Vortices in electron beams can manifest several types of topological phenomena, such as the formation of exotic structures or interactions with topologically structured electromagnetic fields. For instance, the wavefunction of an electron beam can acquire a phase vortex upon propagating through a magnetic monopole, which, in practice, provides a convenient method for generating electron vortex beams. Here, we show how an electric field must be structured in order to achieve a similar effect. We find that, much as in the case of magnetic fields, closed but not exact electric fields can produce electron vortex beams. We proceed by fabricating a versatile near-obstruction-free device that is designed to approximately produce such fields and we systematically study their influence on incoming electron beams. With such a single device, electron vortex beams that are defined by a wide range of topological charges can be produced by means of a slight variation of an applied voltage. For this reason, this device is expected to be important in applications that rely on the sequential generation and manipulation of different types of electron vortices.
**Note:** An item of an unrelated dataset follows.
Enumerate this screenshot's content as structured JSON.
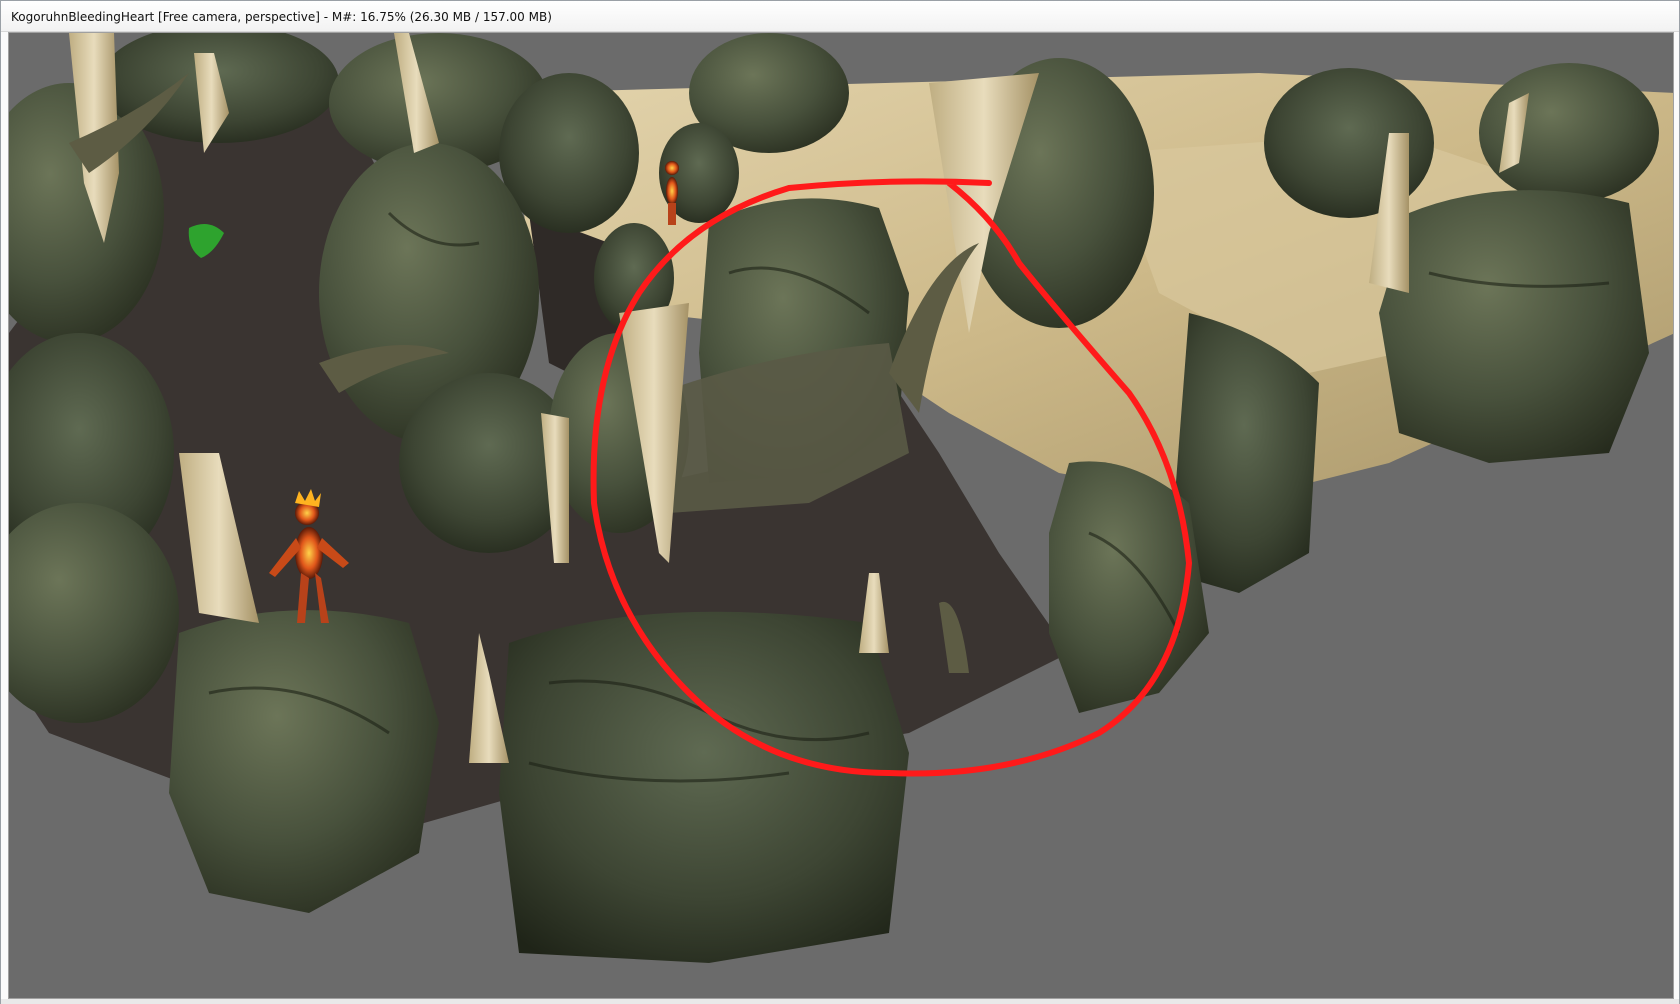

This proposal investigates the photon-statistics of light emitted by a statistical ensemble of cold atoms excited by the near-field of an optical nanofiber tip. Dipole-dipole interactions of atoms at such short distance from each other suppress the simultaneous emission of more than one photon and lead to antibunching of photons. We consider a mean atom number on the order of one and deal with a poissonian mixture of one and two atoms including dipole-dipole interactions and collective decay. Time tracks of the atomic states are simulated in quantum Monte Carlo simulations from which the $g^{(2)}$-photon autocorrelation function is derived. The general results can be applied to any statistical ensemble of emitters that are interacting by dipole-dipole interactions.